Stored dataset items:
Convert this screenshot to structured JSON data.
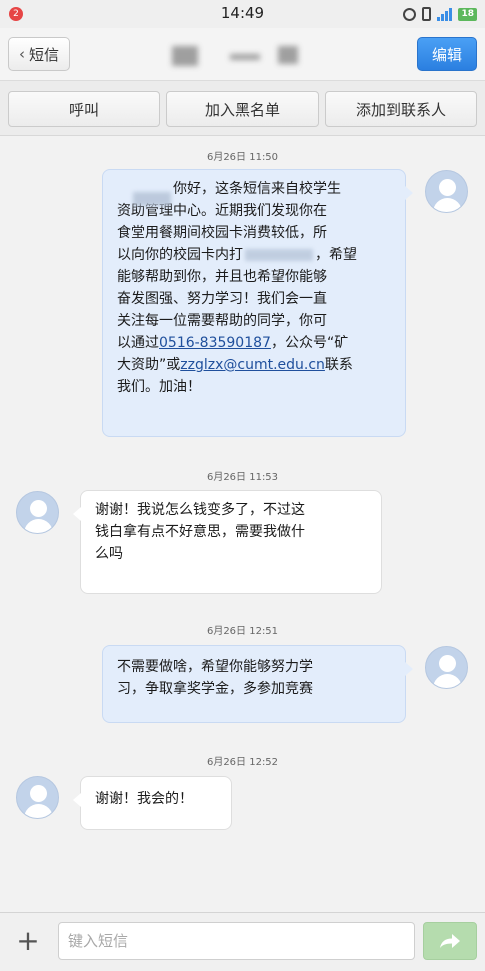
{
  "status_bar": {
    "notification_count": "2",
    "time": "14:49",
    "battery": "18",
    "icons": [
      "alarm-icon",
      "vibrate-icon",
      "signal-icon",
      "battery-icon"
    ]
  },
  "header": {
    "back_label": "短信",
    "edit_label": "编辑"
  },
  "actions": {
    "call": "呼叫",
    "blacklist": "加入黑名单",
    "add_contact": "添加到联系人"
  },
  "messages": [
    {
      "timestamp": "6月26日 11:50",
      "direction": "out",
      "lines": [
        "你好，这条短信来自校学生",
        "资助管理中心。近期我们发现你在",
        "食堂用餐期间校园卡消费较低，所",
        "以向你的校园卡内打",
        "，希望",
        "能够帮助到你，并且也希望你能够",
        "奋发图强、努力学习！我们会一直",
        "关注每一位需要帮助的同学，你可",
        "以通过",
        "0516-83590187",
        "，公众号“矿",
        "大资助”或",
        "zzglzx@cumt.edu.cn",
        "联系",
        "我们。加油！"
      ]
    },
    {
      "timestamp": "6月26日 11:53",
      "direction": "in",
      "lines": [
        "谢谢！我说怎么钱变多了，不过这",
        "钱白拿有点不好意思，需要我做什",
        "么吗"
      ]
    },
    {
      "timestamp": "6月26日 12:51",
      "direction": "out",
      "lines": [
        "不需要做啥，希望你能够努力学",
        "习，争取拿奖学金，多参加竞赛"
      ]
    },
    {
      "timestamp": "6月26日 12:52",
      "direction": "in",
      "lines": [
        "谢谢！我会的！"
      ]
    }
  ],
  "composer": {
    "placeholder": "键入短信"
  },
  "colors": {
    "accent": "#2b7fe0",
    "outgoing_bubble": "#e3edfb",
    "incoming_bubble": "#ffffff",
    "send_button": "#b5dcae",
    "badge": "#e64545"
  }
}
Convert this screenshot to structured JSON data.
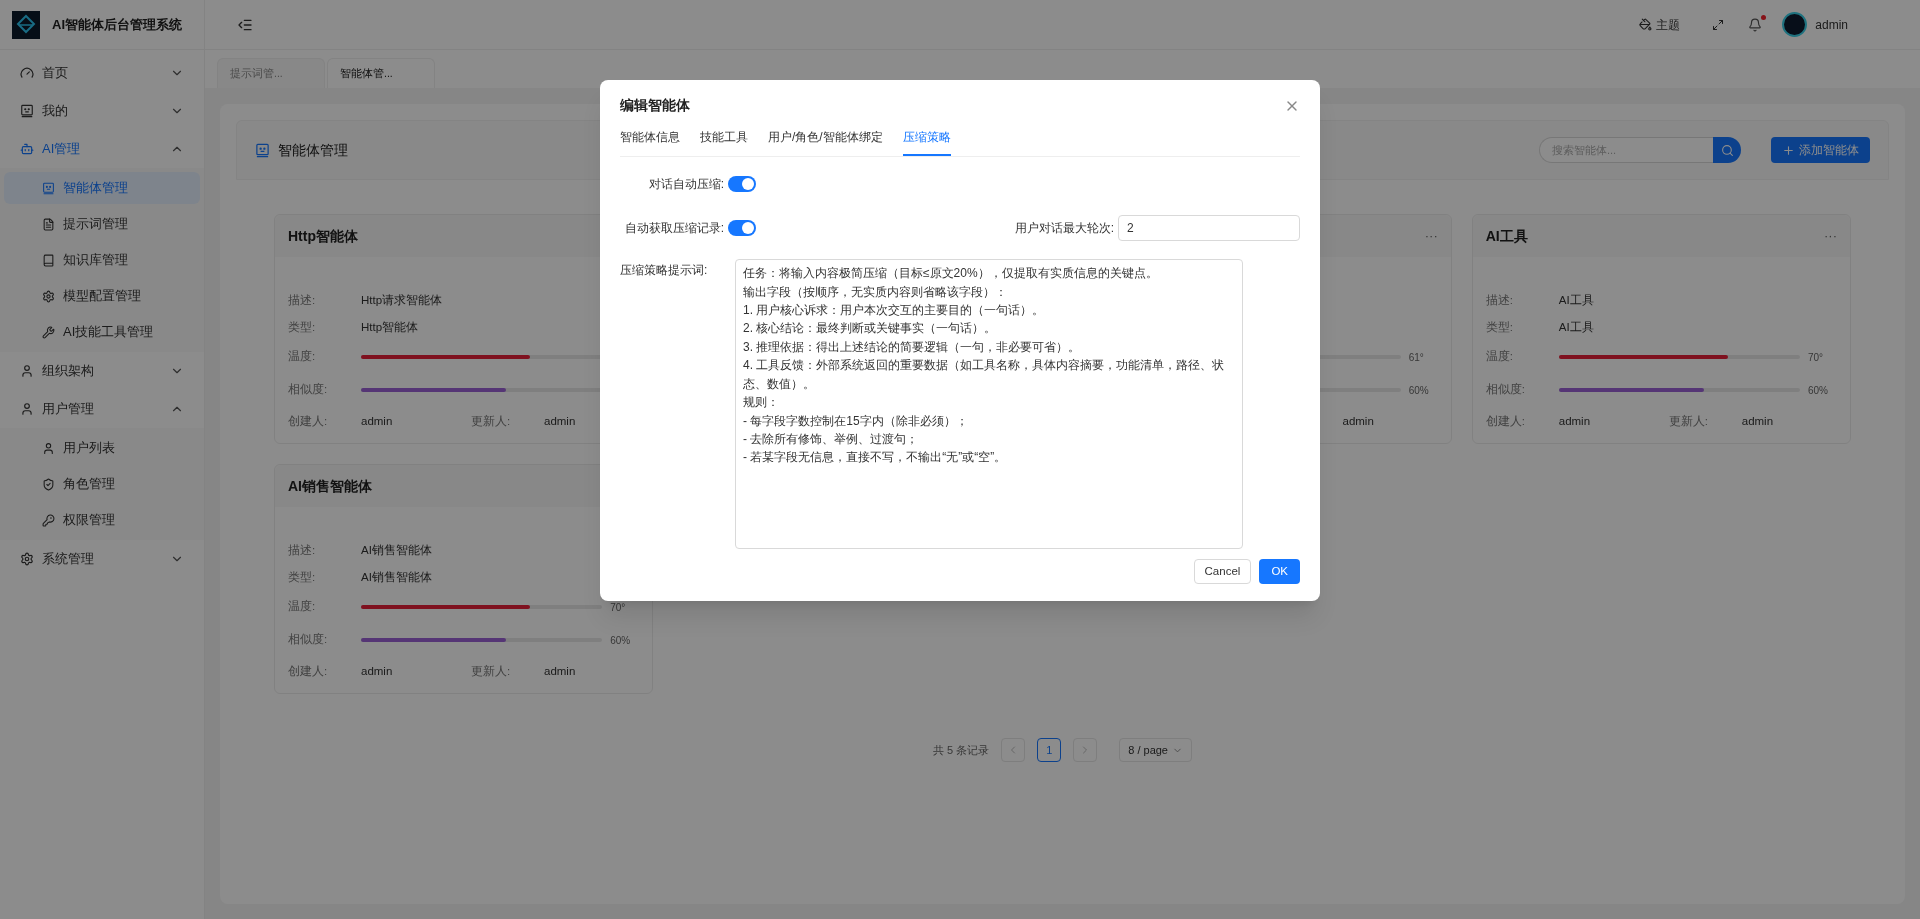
{
  "app": {
    "title": "AI智能体后台管理系统"
  },
  "sidebar": {
    "items": [
      {
        "label": "首页",
        "expanded": false,
        "selected": false
      },
      {
        "label": "我的",
        "expanded": false,
        "selected": false
      },
      {
        "label": "AI管理",
        "expanded": true,
        "selected": true,
        "children": [
          {
            "label": "智能体管理",
            "selected": true
          },
          {
            "label": "提示词管理",
            "selected": false
          },
          {
            "label": "知识库管理",
            "selected": false
          },
          {
            "label": "模型配置管理",
            "selected": false
          },
          {
            "label": "AI技能工具管理",
            "selected": false
          }
        ]
      },
      {
        "label": "组织架构",
        "expanded": false,
        "selected": false
      },
      {
        "label": "用户管理",
        "expanded": true,
        "selected": false,
        "children": [
          {
            "label": "用户列表",
            "selected": false
          },
          {
            "label": "角色管理",
            "selected": false
          },
          {
            "label": "权限管理",
            "selected": false
          }
        ]
      },
      {
        "label": "系统管理",
        "expanded": false,
        "selected": false
      }
    ]
  },
  "header": {
    "theme_label": "主题",
    "has_notification": true,
    "user": "admin"
  },
  "page_tabs": [
    {
      "label": "提示词管...",
      "selected": false
    },
    {
      "label": "智能体管...",
      "selected": true
    }
  ],
  "panel": {
    "title": "智能体管理",
    "search": {
      "placeholder": "搜索智能体..."
    },
    "add_button": "添加智能体"
  },
  "cards_left": [
    {
      "title": "Http智能体",
      "desc_label": "描述:",
      "desc": "Http请求智能体",
      "type_label": "类型:",
      "type": "Http智能体",
      "temperature": {
        "label": "温度:",
        "level": 0.7
      },
      "similarity": {
        "label": "相似度:",
        "level": 0.6
      },
      "creator_label": "创建人:",
      "creator": "admin",
      "updater_label": "更新人:",
      "updater": "admin"
    },
    {
      "title": "AI销售智能体",
      "desc_label": "描述:",
      "desc": "AI销售智能体",
      "type_label": "类型:",
      "type": "AI销售智能体",
      "temperature": {
        "label": "温度:",
        "level": 0.7,
        "reading": "70°"
      },
      "similarity": {
        "label": "相似度:",
        "level": 0.6,
        "reading": "60%"
      },
      "creator_label": "创建人:",
      "creator": "admin",
      "updater_label": "更新人:",
      "updater": "admin"
    }
  ],
  "cards_right": [
    {
      "more": "···",
      "temperature": {
        "reading": "61°"
      },
      "similarity": {
        "reading": "60%"
      },
      "updater": "admin"
    },
    {
      "title": "AI工具",
      "more": "···",
      "desc_label": "描述:",
      "desc": "AI工具",
      "type_label": "类型:",
      "type": "AI工具",
      "temperature": {
        "label": "温度:",
        "level": 0.7,
        "reading": "70°"
      },
      "similarity": {
        "label": "相似度:",
        "level": 0.6,
        "reading": "60%"
      },
      "creator_label": "创建人:",
      "creator": "admin",
      "updater_label": "更新人:",
      "updater": "admin"
    }
  ],
  "pagination": {
    "total": "共 5 条记录",
    "pages": [
      {
        "label": "1",
        "selected": true
      }
    ],
    "page_size": "8 / page"
  },
  "modal": {
    "title": "编辑智能体",
    "tabs": [
      {
        "label": "智能体信息",
        "selected": false
      },
      {
        "label": "技能工具",
        "selected": false
      },
      {
        "label": "用户/角色/智能体绑定",
        "selected": false
      },
      {
        "label": "压缩策略",
        "selected": true
      }
    ],
    "auto_compress": {
      "label": "对话自动压缩:",
      "on": true
    },
    "auto_fetch": {
      "label": "自动获取压缩记录:",
      "on": true
    },
    "max_rounds": {
      "label": "用户对话最大轮次:",
      "value": "2"
    },
    "prompt": {
      "label": "压缩策略提示词:",
      "lines": [
        "任务：将输入内容极简压缩（目标≤原文20%），仅提取有实质信息的关键点。",
        "输出字段（按顺序，无实质内容则省略该字段）：",
        "1. 用户核心诉求：用户本次交互的主要目的（一句话）。",
        "2. 核心结论：最终判断或关键事实（一句话）。",
        "3. 推理依据：得出上述结论的简要逻辑（一句，非必要可省）。",
        "4. 工具反馈：外部系统返回的重要数据（如工具名称，具体内容摘要，功能清单，路径、状态、数值）。",
        "规则：",
        "- 每字段字数控制在15字内（除非必须）；",
        "- 去除所有修饰、举例、过渡句；",
        "- 若某字段无信息，直接不写，不输出“无”或“空”。"
      ]
    },
    "buttons": {
      "cancel": "Cancel",
      "ok": "OK"
    }
  }
}
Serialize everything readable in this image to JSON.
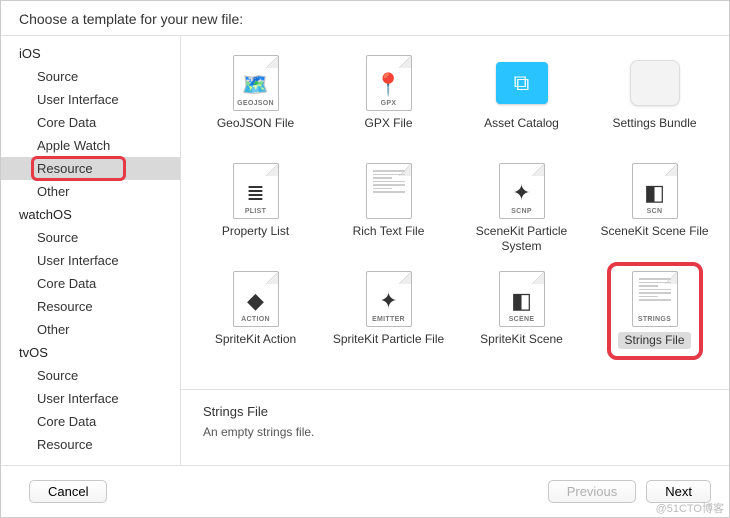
{
  "header": {
    "title": "Choose a template for your new file:"
  },
  "sidebar": {
    "platforms": [
      {
        "name": "iOS",
        "categories": [
          "Source",
          "User Interface",
          "Core Data",
          "Apple Watch",
          "Resource",
          "Other"
        ],
        "selected": "Resource"
      },
      {
        "name": "watchOS",
        "categories": [
          "Source",
          "User Interface",
          "Core Data",
          "Resource",
          "Other"
        ]
      },
      {
        "name": "tvOS",
        "categories": [
          "Source",
          "User Interface",
          "Core Data",
          "Resource"
        ]
      }
    ]
  },
  "templates": {
    "rows": [
      [
        {
          "label": "GeoJSON File",
          "tag": "GEOJSON",
          "glyph": "🗺️"
        },
        {
          "label": "GPX File",
          "tag": "GPX",
          "glyph": "📍"
        },
        {
          "label": "Asset Catalog",
          "type": "asset"
        },
        {
          "label": "Settings Bundle",
          "type": "bundle"
        }
      ],
      [
        {
          "label": "Property List",
          "tag": "PLIST",
          "glyph": "≣"
        },
        {
          "label": "Rich Text File",
          "tag": "",
          "glyph": "",
          "rtf": true
        },
        {
          "label": "SceneKit Particle System",
          "tag": "SCNP",
          "glyph": "✦"
        },
        {
          "label": "SceneKit Scene File",
          "tag": "SCN",
          "glyph": "◧"
        }
      ],
      [
        {
          "label": "SpriteKit Action",
          "tag": "ACTION",
          "glyph": "◆"
        },
        {
          "label": "SpriteKit Particle File",
          "tag": "EMITTER",
          "glyph": "✦"
        },
        {
          "label": "SpriteKit Scene",
          "tag": "SCENE",
          "glyph": "◧"
        },
        {
          "label": "Strings File",
          "tag": "STRINGS",
          "selected": true,
          "strings": true
        }
      ]
    ]
  },
  "description": {
    "title": "Strings File",
    "text": "An empty strings file."
  },
  "footer": {
    "cancel": "Cancel",
    "previous": "Previous",
    "next": "Next"
  },
  "watermark": "@51CTO博客"
}
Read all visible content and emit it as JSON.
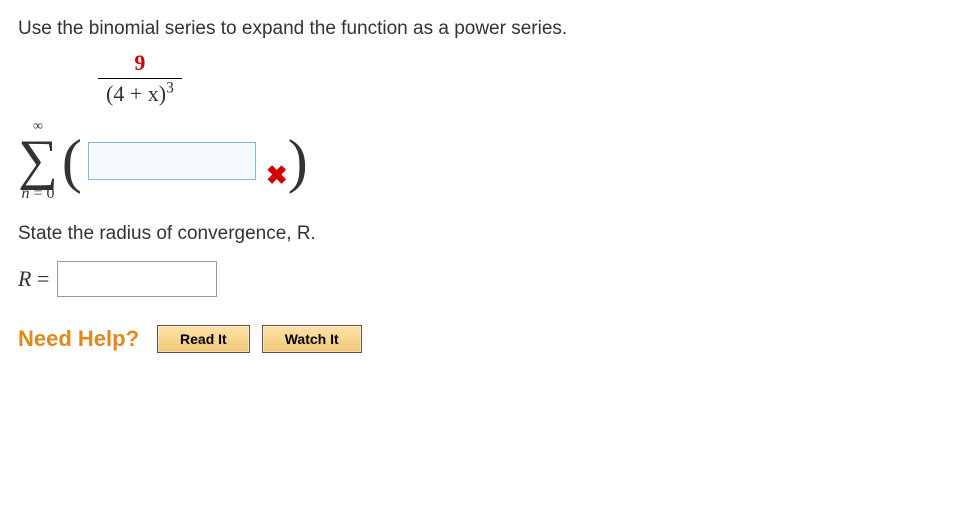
{
  "prompt": "Use the binomial series to expand the function as a power series.",
  "fraction": {
    "numerator": "9",
    "denominator_base": "(4 + x)",
    "denominator_exp": "3"
  },
  "summation": {
    "upper": "∞",
    "lower_var": "n",
    "lower_eq": " = ",
    "lower_val": "0",
    "paren_open": "(",
    "paren_close": ")",
    "answer_value": "",
    "mark_symbol": "✖"
  },
  "second_prompt": "State the radius of convergence, R.",
  "radius": {
    "label_var": "R",
    "label_eq": " = ",
    "value": ""
  },
  "help": {
    "label": "Need Help?",
    "read_btn": "Read It",
    "watch_btn": "Watch It"
  }
}
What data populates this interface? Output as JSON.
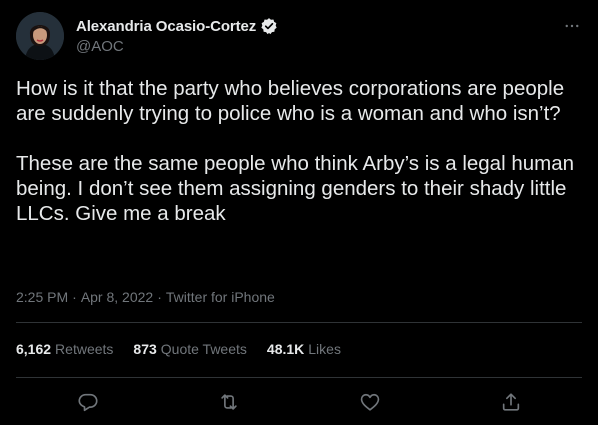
{
  "author": {
    "display_name": "Alexandria Ocasio-Cortez",
    "handle": "@AOC",
    "verified": true
  },
  "tweet": {
    "text": "How is it that the party who believes corporations are people are suddenly trying to police who is a woman and who isn’t?\n\nThese are the same people who think Arby’s is a legal human being. I don’t see them assigning genders to their shady little LLCs. Give me a break"
  },
  "meta": {
    "time": "2:25 PM",
    "separator1": "·",
    "date": "Apr 8, 2022",
    "separator2": "·",
    "source": "Twitter for iPhone"
  },
  "stats": {
    "retweets_count": "6,162",
    "retweets_label": "Retweets",
    "quotes_count": "873",
    "quotes_label": "Quote Tweets",
    "likes_count": "48.1K",
    "likes_label": "Likes"
  },
  "icons": {
    "more": "more-dots-icon",
    "verified": "verified-badge-icon",
    "reply": "reply-icon",
    "retweet": "retweet-icon",
    "like": "heart-icon",
    "share": "share-icon"
  },
  "colors": {
    "background": "#000000",
    "text_primary": "#e7e9ea",
    "text_secondary": "#71767b",
    "divider": "#2f3336"
  }
}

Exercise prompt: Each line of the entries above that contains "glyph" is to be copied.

Solution below:
          "glyph": "🗺️"
          "glyph": "📍"
          "glyph": "≣"
          "glyph": "",
          "glyph": "✦"
          "glyph": "◧"
          "glyph": "◆"
          "glyph": "✦"
          "glyph": "◧"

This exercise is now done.